- **Problem**
Search the records for the word "Voice" and copy every line in which it occurs.
- Opening Delimiter -
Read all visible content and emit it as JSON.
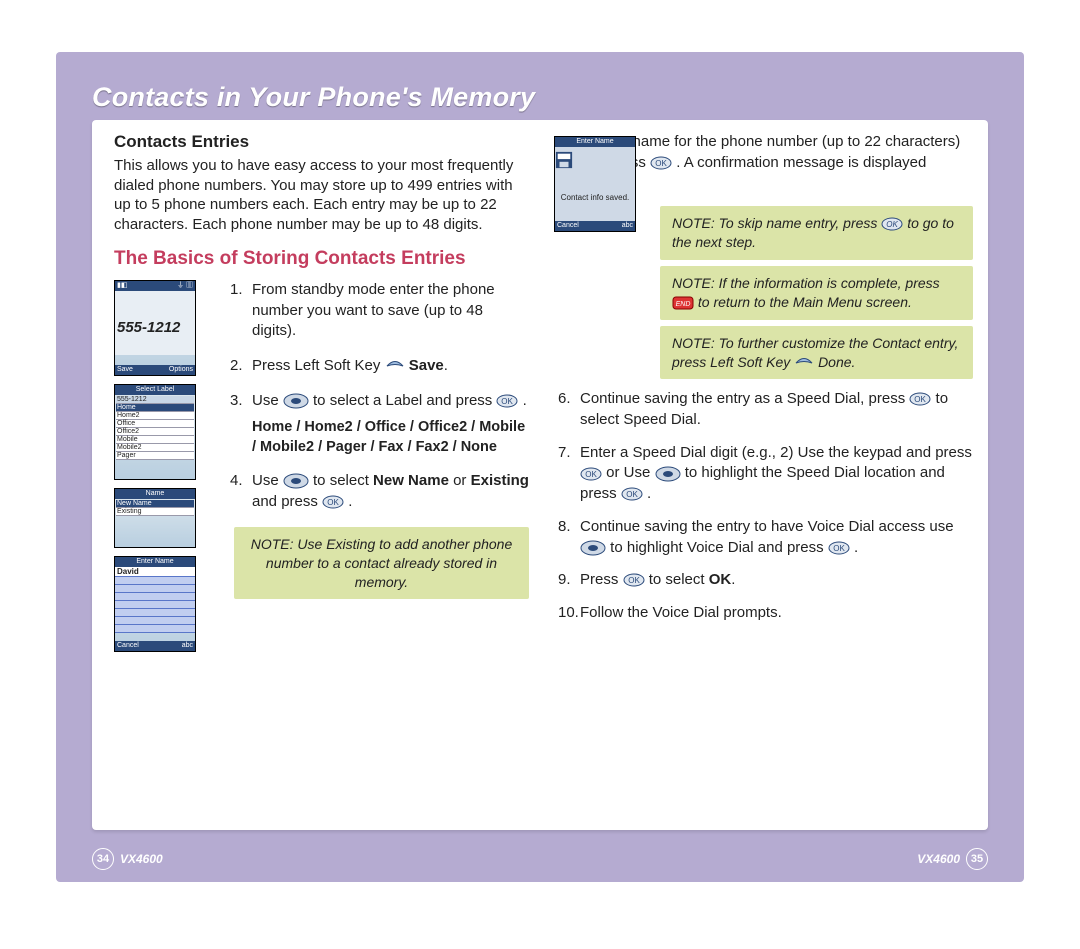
{
  "page_header": "Contacts in Your Phone's Memory",
  "left": {
    "h1": "Contacts Entries",
    "intro": "This allows you to have easy access to your most frequently dialed phone numbers. You may store up to 499 entries with up to 5 phone numbers each. Each entry may be up to 22 characters. Each phone number may be up to 48 digits.",
    "h2": "The Basics of Storing Contacts Entries",
    "phone1_number": "555-1212",
    "phone1_bl": "Save",
    "phone1_br": "Options",
    "phone2_title": "Select Label",
    "phone2_number": "555-1212",
    "phone2_items": [
      "Home",
      "Home2",
      "Office",
      "Office2",
      "Mobile",
      "Mobile2",
      "Pager"
    ],
    "phone3_title": "Name",
    "phone3_items": [
      "New Name",
      "Existing"
    ],
    "phone4_title": "Enter Name",
    "phone4_name": "David",
    "phone4_bl": "Cancel",
    "phone4_br": "abc",
    "steps": {
      "1": "From standby mode enter the phone number you want to save (up to 48 digits).",
      "2_pre": "Press Left Soft Key ",
      "2_post": " Save",
      "3_pre": "Use ",
      "3_mid": " to select a Label and press ",
      "3_post": " .",
      "labels": "Home / Home2 / Office / Office2 / Mobile / Mobile2 / Pager / Fax / Fax2 / None",
      "4_pre": "Use ",
      "4_mid": " to select ",
      "4_new": "New Name",
      "4_or": " or ",
      "4_exist": "Existing",
      "4_post": " and press "
    },
    "note1": "NOTE: Use Existing to add another phone number to a contact already stored in memory."
  },
  "right": {
    "phone_title": "Enter Name",
    "phone_msg": "Contact info saved.",
    "phone_bl": "Cancel",
    "phone_br": "abc",
    "step5_a": "Enter a name for the phone number (up to 22 characters) and press ",
    "step5_b": ". A confirmation message is displayed briefly.",
    "noteA_pre": "NOTE: To skip name entry, press ",
    "noteA_post": " to go to the next step.",
    "noteB_pre": "NOTE: If the information is complete, press ",
    "noteB_post": " to return to the Main Menu screen.",
    "noteC_pre": "NOTE: To further customize the Contact entry, press Left Soft Key ",
    "noteC_post": " Done.",
    "step6_a": "Continue saving the entry as a Speed Dial, press ",
    "step6_b": " to select Speed Dial.",
    "step7_a": "Enter a Speed Dial digit (e.g., 2) Use the keypad and press ",
    "step7_b": " or Use ",
    "step7_c": " to highlight the Speed Dial location and press ",
    "step8_a": "Continue saving the entry to have Voice Dial access use ",
    "step8_b": " to highlight Voice Dial and press ",
    "step9_a": "Press ",
    "step9_b": " to select ",
    "step9_ok": "OK",
    "step10": "Follow the Voice Dial prompts."
  },
  "footer": {
    "model": "VX4600",
    "page_left": "34",
    "page_right": "35"
  }
}
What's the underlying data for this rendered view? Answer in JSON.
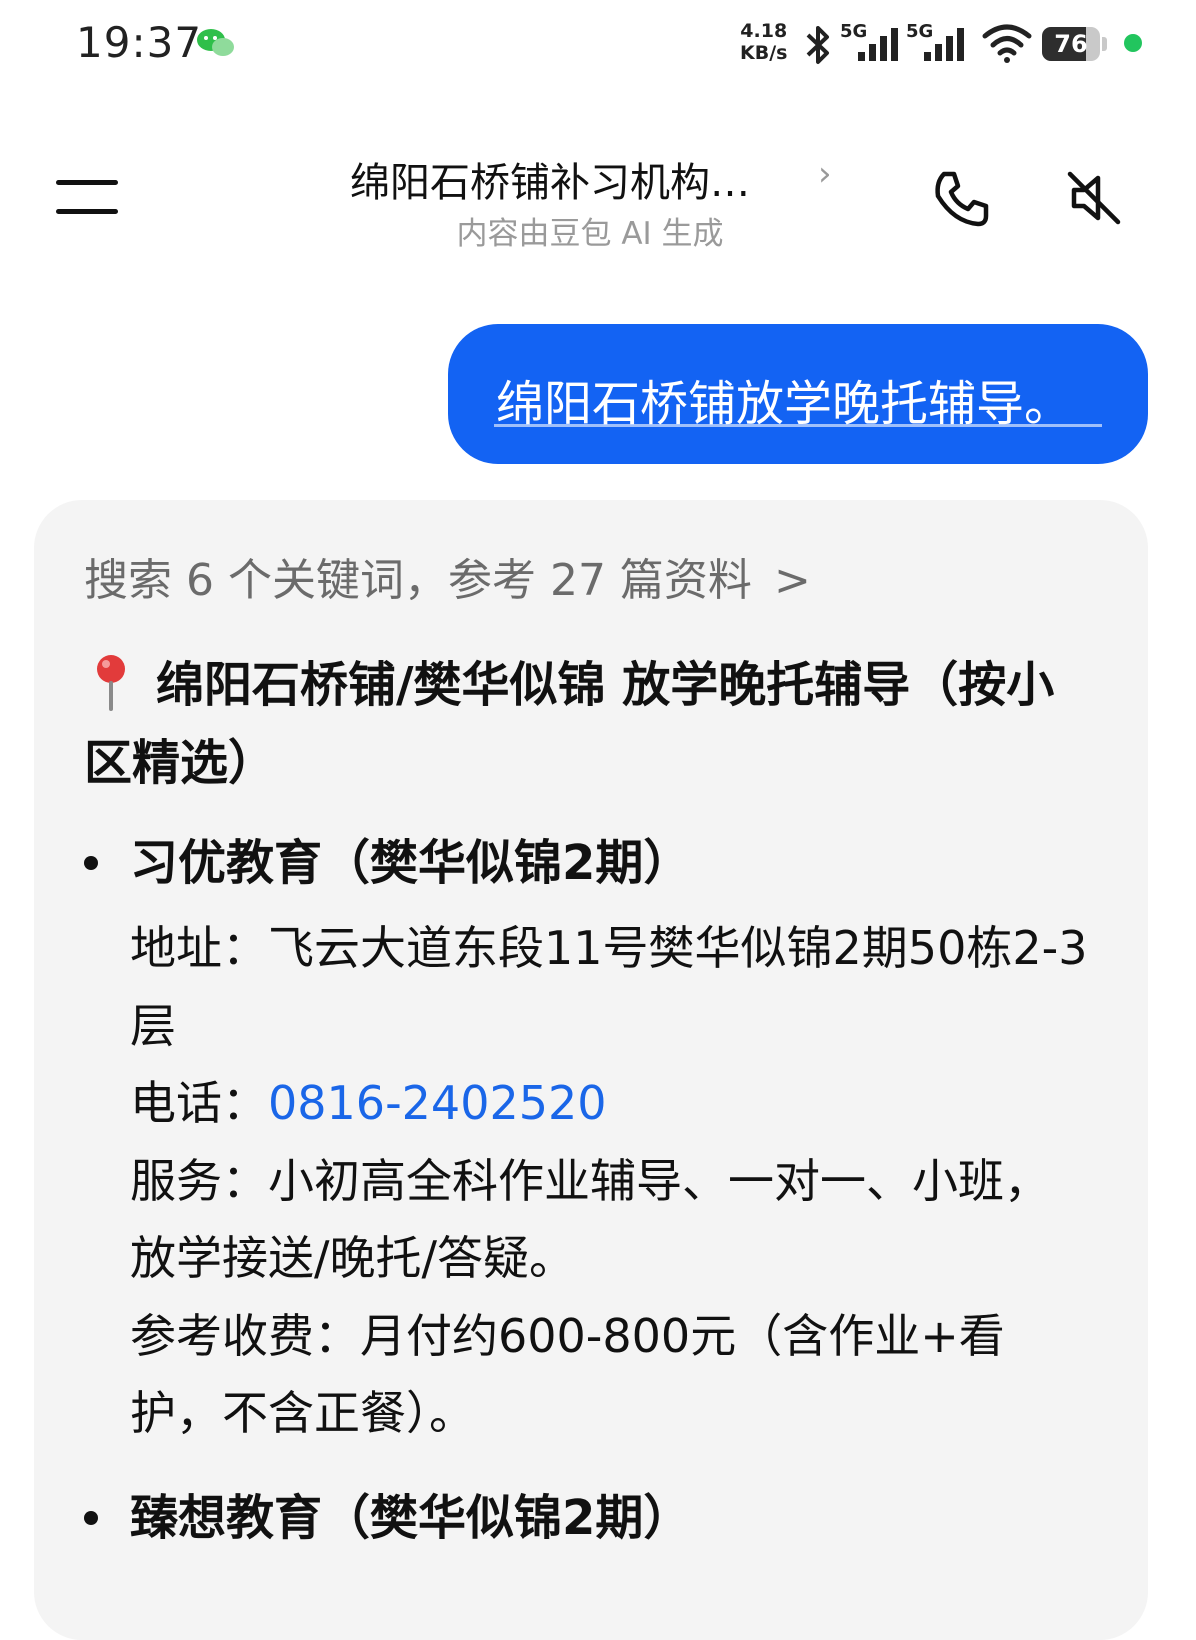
{
  "status_bar": {
    "time": "19:37",
    "net_speed_value": "4.18",
    "net_speed_unit": "KB/s",
    "sim1_label": "5G",
    "sim2_label": "5G",
    "battery_percent": "76",
    "battery_level": 0.76,
    "icons": [
      "wechat-icon",
      "bluetooth-icon",
      "signal-icon",
      "signal-icon",
      "wifi-icon",
      "battery-icon"
    ]
  },
  "header": {
    "title": "绵阳石桥铺补习机构…",
    "subtitle": "内容由豆包 AI 生成",
    "chevron": "›"
  },
  "user_message": {
    "text": "绵阳石桥铺放学晚托辅导。"
  },
  "answer": {
    "search_summary": "搜索 6 个关键词，参考 27 篇资料",
    "search_chevron": ">",
    "heading": "绵阳石桥铺/樊华似锦 放学晚托辅导（按小区精选）",
    "entries": [
      {
        "title": "习优教育（樊华似锦2期）",
        "address_label": "地址：",
        "address": "飞云大道东段11号樊华似锦2期50栋2-3层",
        "phone_label": "电话：",
        "phone": "0816-2402520",
        "services_label": "服务：",
        "services": "小初高全科作业辅导、一对一、小班，放学接送/晚托/答疑。",
        "fee_label": "参考收费：",
        "fee": "月付约600-800元（含作业+看护，不含正餐）。"
      },
      {
        "title": "臻想教育（樊华似锦2期）"
      }
    ]
  },
  "colors": {
    "accent_blue": "#1363f3",
    "link_blue": "#1a66e8",
    "card_bg": "#f4f4f4",
    "status_dot": "#22c55e"
  }
}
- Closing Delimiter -
- **Response to the task**
    "step8_a": "Continue saving the entry to have Voice Dial access use ",
    "step8_b": " to highlight Voice Dial and press ",
    "step10": "Follow the Voice Dial prompts."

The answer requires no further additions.